= Beginning of Section =

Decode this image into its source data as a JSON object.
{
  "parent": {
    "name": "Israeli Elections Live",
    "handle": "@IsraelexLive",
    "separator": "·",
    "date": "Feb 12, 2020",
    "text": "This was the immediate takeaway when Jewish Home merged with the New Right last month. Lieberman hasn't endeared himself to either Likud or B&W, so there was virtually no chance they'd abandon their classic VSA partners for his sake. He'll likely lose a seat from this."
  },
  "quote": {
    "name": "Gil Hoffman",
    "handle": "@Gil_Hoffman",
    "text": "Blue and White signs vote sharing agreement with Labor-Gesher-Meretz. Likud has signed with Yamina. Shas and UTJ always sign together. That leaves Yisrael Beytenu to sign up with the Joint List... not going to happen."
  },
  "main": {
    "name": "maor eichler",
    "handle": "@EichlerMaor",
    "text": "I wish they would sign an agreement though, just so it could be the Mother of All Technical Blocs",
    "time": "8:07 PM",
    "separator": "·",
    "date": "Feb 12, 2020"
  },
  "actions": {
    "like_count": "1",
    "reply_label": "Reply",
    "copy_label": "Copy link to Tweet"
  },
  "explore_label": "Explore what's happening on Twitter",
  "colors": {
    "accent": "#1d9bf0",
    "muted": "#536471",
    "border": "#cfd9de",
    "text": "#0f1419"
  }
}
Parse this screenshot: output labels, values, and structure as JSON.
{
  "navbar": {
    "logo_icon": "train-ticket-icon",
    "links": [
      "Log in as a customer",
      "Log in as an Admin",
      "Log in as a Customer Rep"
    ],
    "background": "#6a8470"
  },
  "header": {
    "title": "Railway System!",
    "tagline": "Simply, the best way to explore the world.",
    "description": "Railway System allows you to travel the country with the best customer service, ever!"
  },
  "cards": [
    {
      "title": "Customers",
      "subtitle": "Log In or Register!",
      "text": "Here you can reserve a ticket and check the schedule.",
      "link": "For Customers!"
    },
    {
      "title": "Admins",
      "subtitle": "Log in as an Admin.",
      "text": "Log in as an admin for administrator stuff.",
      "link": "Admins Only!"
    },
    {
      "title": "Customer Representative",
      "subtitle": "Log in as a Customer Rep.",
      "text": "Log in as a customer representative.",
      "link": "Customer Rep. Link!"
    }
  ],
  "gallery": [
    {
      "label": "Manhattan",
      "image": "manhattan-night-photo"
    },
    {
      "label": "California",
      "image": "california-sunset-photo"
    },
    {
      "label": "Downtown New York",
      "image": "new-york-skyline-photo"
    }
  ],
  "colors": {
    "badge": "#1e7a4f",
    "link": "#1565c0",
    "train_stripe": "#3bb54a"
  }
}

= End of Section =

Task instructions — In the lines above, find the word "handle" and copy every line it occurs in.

Solution —
    "handle": "@IsraelexLive",
    "handle": "@Gil_Hoffman",
    "handle": "@EichlerMaor",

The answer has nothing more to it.